Have you ever considered fitting your vehicle with airless tires? Although not mainstream yet, airless tires, also known as non-pneumatic tires (NPTs), may become a popular alternative one day. In this post, we’ll go over some pros and cons of airless tires and what the timeline for their future in the auto industry looks like.
What Are Airless Tires?
Instead of air, NPTs are filled with compressed polymers and are typically made from solid rubber or plastic. These tires are a fairly attractive option for bicycles and small vehicles, like golf carts, but certain obstacles have kept them from taking off with passenger vehicles.
Advantages of Airless Tires
The major benefit associated with airless tires is they can’t go flat. With no air to be let out, NPTs can’t deflate, even if they’re punctured.
Because of their sturdy design, airless tires don’t need to be replaced as often as pneumatic ones. While there’s no definite lifespan for NPTs, Michelin estimates they should last about three times longer than conventional tires. This economic advantage doubles as a valuable environmental benefit, as well. Eventually, airless tires will be made entirely from sustainable materials, such as bamboo or cardboard, and will be fully recyclable.
Airless tires can hold a lot of weight and can withstand rough terrains and conditions.

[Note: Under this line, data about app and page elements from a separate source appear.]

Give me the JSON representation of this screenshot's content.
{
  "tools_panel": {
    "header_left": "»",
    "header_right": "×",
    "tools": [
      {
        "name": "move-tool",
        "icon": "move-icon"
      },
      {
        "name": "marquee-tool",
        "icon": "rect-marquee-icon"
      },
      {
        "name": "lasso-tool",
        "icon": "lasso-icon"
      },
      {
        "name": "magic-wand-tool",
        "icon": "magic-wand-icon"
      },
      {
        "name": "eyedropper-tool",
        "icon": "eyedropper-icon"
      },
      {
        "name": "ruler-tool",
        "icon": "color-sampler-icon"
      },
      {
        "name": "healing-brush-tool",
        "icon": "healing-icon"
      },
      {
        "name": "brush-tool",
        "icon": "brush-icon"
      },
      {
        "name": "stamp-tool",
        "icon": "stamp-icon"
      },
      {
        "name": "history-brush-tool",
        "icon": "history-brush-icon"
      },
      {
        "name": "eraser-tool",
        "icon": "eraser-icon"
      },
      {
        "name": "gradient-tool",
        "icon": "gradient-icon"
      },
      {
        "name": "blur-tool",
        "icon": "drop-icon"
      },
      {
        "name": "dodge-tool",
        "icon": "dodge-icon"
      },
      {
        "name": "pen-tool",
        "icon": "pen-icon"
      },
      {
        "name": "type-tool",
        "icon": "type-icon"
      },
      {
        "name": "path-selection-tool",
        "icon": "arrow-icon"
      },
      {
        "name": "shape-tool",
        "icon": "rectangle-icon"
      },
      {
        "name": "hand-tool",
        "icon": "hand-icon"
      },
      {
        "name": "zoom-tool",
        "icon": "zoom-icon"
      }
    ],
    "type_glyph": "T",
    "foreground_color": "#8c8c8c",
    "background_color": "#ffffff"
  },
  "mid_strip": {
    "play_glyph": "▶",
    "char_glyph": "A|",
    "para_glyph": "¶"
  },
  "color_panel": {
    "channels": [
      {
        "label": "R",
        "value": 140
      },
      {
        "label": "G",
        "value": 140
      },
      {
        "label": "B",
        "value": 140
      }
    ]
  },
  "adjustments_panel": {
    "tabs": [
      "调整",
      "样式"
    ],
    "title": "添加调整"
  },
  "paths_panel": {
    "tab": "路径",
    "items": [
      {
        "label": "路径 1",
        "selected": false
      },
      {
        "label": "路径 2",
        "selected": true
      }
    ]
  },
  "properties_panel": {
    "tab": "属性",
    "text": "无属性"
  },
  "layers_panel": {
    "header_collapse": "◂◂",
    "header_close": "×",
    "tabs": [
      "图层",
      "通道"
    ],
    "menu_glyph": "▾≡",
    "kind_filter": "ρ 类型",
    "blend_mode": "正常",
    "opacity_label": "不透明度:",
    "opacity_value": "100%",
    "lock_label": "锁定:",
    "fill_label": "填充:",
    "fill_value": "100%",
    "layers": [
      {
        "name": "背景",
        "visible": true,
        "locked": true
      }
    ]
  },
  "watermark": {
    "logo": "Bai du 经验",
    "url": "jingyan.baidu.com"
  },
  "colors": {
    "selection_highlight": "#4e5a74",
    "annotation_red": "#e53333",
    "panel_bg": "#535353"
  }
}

This is especially useful for trucks and utility vehicles that need to carry a lot of material.
Since NPTs are heavier, they weigh down on a car’s suspension. With a lowered suspension, you’ll likely experience a rougher ride. This extra weight is especially concerning for electric vehicles, since their performance is highly influenced by their own mass.
Currently, most NPTs have a higher rolling resistance than air-filled ones. Rolling resistance refers to the energy needed to turn tires left or right while maintaining a consistent speed. A higher rolling resistance means a less fuel-efficient vehicle. NPTs are also much louder than pneumatic tires. Few people enjoy a noisy ride!
The air inside pneumatic tires allows the heat generated from rubbing against pavement to dissipate. NPTs can’t do this, so they get significantly hotter at high speeds (i.e., on highways). In the worst-case scenario, tires that are too hot can cause blowouts and accidents.
In 2019, Michelin released the Uptis (Unique Puncture-proof Tire System), the world’s first airless tire for passenger vehicles. The Uptis uses glass-fibre reinforced plastic instead of air to support the tread. The company’s fact sheet also says the Uptis is 3D-printed and “100% sustainable (renewable and bio-sourced).” Since then, Michelin has paired with General Motors to create a new airless tire. These tires are expected to be commercially available by 2024.
Michelin also sells another product called the Tweel. This wheel is a combination of non-pneumatic and pneumatic designs that claim to avoid all the drawbacks mentioned above. The Tweel is currently available for utility vehicles without suspensions, but not passenger cars. For now, the auto industry will remain dominated by air-filled tires. There’s still more testing to be done on airless tires to eliminate concerns about them. As these experiments occur, it’s likely we’ll hear more about airless innovations in the not-so-far future.